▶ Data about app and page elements
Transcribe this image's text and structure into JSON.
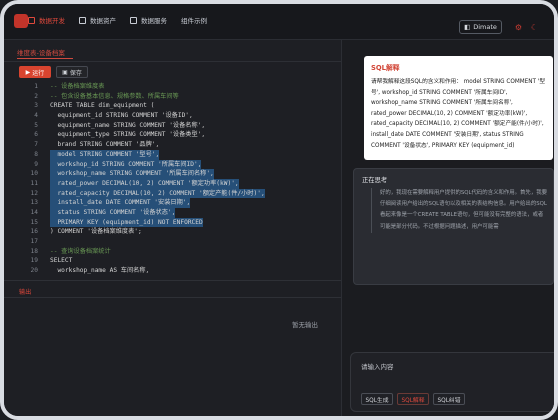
{
  "nav": {
    "items": [
      "数据开发",
      "数据资产",
      "数据服务",
      "组件示例"
    ],
    "theme_button": "Dimate",
    "accent": "#d9463a"
  },
  "tabs": {
    "active": "维度表-设备档案"
  },
  "toolbar": {
    "run": "运行",
    "save": "保存"
  },
  "code_lines": [
    {
      "n": "1",
      "t": "-- 设备档案维度表"
    },
    {
      "n": "2",
      "t": "-- 包含设备基本信息、规格参数、所属车间等"
    },
    {
      "n": "3",
      "t": "CREATE TABLE dim_equipment ("
    },
    {
      "n": "4",
      "t": "  equipment_id STRING COMMENT '设备ID',"
    },
    {
      "n": "5",
      "t": "  equipment_name STRING COMMENT '设备名称',"
    },
    {
      "n": "6",
      "t": "  equipment_type STRING COMMENT '设备类型',"
    },
    {
      "n": "7",
      "t": "  brand STRING COMMENT '品牌',"
    },
    {
      "n": "8",
      "t": "  model STRING COMMENT '型号',"
    },
    {
      "n": "9",
      "t": "  workshop_id STRING COMMENT '所属车间ID',"
    },
    {
      "n": "10",
      "t": "  workshop_name STRING COMMENT '所属车间名称',"
    },
    {
      "n": "11",
      "t": "  rated_power DECIMAL(10, 2) COMMENT '额定功率(kW)',"
    },
    {
      "n": "12",
      "t": "  rated_capacity DECIMAL(10, 2) COMMENT '额定产能(件/小时)',"
    },
    {
      "n": "13",
      "t": "  install_date DATE COMMENT '安装日期',"
    },
    {
      "n": "14",
      "t": "  status STRING COMMENT '设备状态',"
    },
    {
      "n": "15",
      "t": "  PRIMARY KEY (equipment_id) NOT ENFORCED"
    },
    {
      "n": "16",
      "t": ") COMMENT '设备档案维度表';"
    },
    {
      "n": "17",
      "t": ""
    },
    {
      "n": "18",
      "t": "-- 查询设备档案统计"
    },
    {
      "n": "19",
      "t": "SELECT"
    },
    {
      "n": "20",
      "t": "  workshop_name AS 车间名称,"
    }
  ],
  "output": {
    "tab": "输出",
    "empty": "暂无输出"
  },
  "assistant": {
    "card_title": "SQL解释",
    "card_body": "请帮我解释这段SQL的含义和作用：  model STRING COMMENT '型号', workshop_id STRING COMMENT '所属车间ID', workshop_name STRING COMMENT '所属车间名称', rated_power DECIMAL(10, 2) COMMENT '额定功率(kW)', rated_capacity DECIMAL(10, 2) COMMENT '额定产能(件/小时)', install_date DATE COMMENT '安装日期', status STRING COMMENT '设备状态', PRIMARY KEY (equipment_id)",
    "thinking_title": "正在思考",
    "thinking_body": "好的，我现在需要解释用户提供的SQL代码的含义和作用。首先，我要仔细阅读用户给出的SQL语句以及相关的表结构信息。用户给出的SQL看起来像是一个CREATE TABLE语句，但可能没有完整的语法，或者可能是部分代码。不过根据问题描述，用户可能需"
  },
  "input": {
    "placeholder": "请输入内容",
    "chips": [
      "SQL生成",
      "SQL解释",
      "SQL纠错"
    ]
  }
}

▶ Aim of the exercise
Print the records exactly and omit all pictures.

▶ Answer to this task
Transcribe this image's text and structure into JSON.
{
  "nav": {
    "items": [
      "数据开发",
      "数据资产",
      "数据服务",
      "组件示例"
    ],
    "theme_button": "Dimate",
    "accent": "#d9463a"
  },
  "tabs": {
    "active": "维度表-设备档案"
  },
  "toolbar": {
    "run": "运行",
    "save": "保存"
  },
  "code_lines": [
    {
      "n": "1",
      "t": "-- 设备档案维度表"
    },
    {
      "n": "2",
      "t": "-- 包含设备基本信息、规格参数、所属车间等"
    },
    {
      "n": "3",
      "t": "CREATE TABLE dim_equipment ("
    },
    {
      "n": "4",
      "t": "  equipment_id STRING COMMENT '设备ID',"
    },
    {
      "n": "5",
      "t": "  equipment_name STRING COMMENT '设备名称',"
    },
    {
      "n": "6",
      "t": "  equipment_type STRING COMMENT '设备类型',"
    },
    {
      "n": "7",
      "t": "  brand STRING COMMENT '品牌',"
    },
    {
      "n": "8",
      "t": "  model STRING COMMENT '型号',"
    },
    {
      "n": "9",
      "t": "  workshop_id STRING COMMENT '所属车间ID',"
    },
    {
      "n": "10",
      "t": "  workshop_name STRING COMMENT '所属车间名称',"
    },
    {
      "n": "11",
      "t": "  rated_power DECIMAL(10, 2) COMMENT '额定功率(kW)',"
    },
    {
      "n": "12",
      "t": "  rated_capacity DECIMAL(10, 2) COMMENT '额定产能(件/小时)',"
    },
    {
      "n": "13",
      "t": "  install_date DATE COMMENT '安装日期',"
    },
    {
      "n": "14",
      "t": "  status STRING COMMENT '设备状态',"
    },
    {
      "n": "15",
      "t": "  PRIMARY KEY (equipment_id) NOT ENFORCED"
    },
    {
      "n": "16",
      "t": ") COMMENT '设备档案维度表';"
    },
    {
      "n": "17",
      "t": ""
    },
    {
      "n": "18",
      "t": "-- 查询设备档案统计"
    },
    {
      "n": "19",
      "t": "SELECT"
    },
    {
      "n": "20",
      "t": "  workshop_name AS 车间名称,"
    }
  ],
  "output": {
    "tab": "输出",
    "empty": "暂无输出"
  },
  "assistant": {
    "card_title": "SQL解释",
    "card_body": "请帮我解释这段SQL的含义和作用：  model STRING COMMENT '型号', workshop_id STRING COMMENT '所属车间ID', workshop_name STRING COMMENT '所属车间名称', rated_power DECIMAL(10, 2) COMMENT '额定功率(kW)', rated_capacity DECIMAL(10, 2) COMMENT '额定产能(件/小时)', install_date DATE COMMENT '安装日期', status STRING COMMENT '设备状态', PRIMARY KEY (equipment_id)",
    "thinking_title": "正在思考",
    "thinking_body": "好的，我现在需要解释用户提供的SQL代码的含义和作用。首先，我要仔细阅读用户给出的SQL语句以及相关的表结构信息。用户给出的SQL看起来像是一个CREATE TABLE语句，但可能没有完整的语法，或者可能是部分代码。不过根据问题描述，用户可能需"
  },
  "input": {
    "placeholder": "请输入内容",
    "chips": [
      "SQL生成",
      "SQL解释",
      "SQL纠错"
    ]
  }
}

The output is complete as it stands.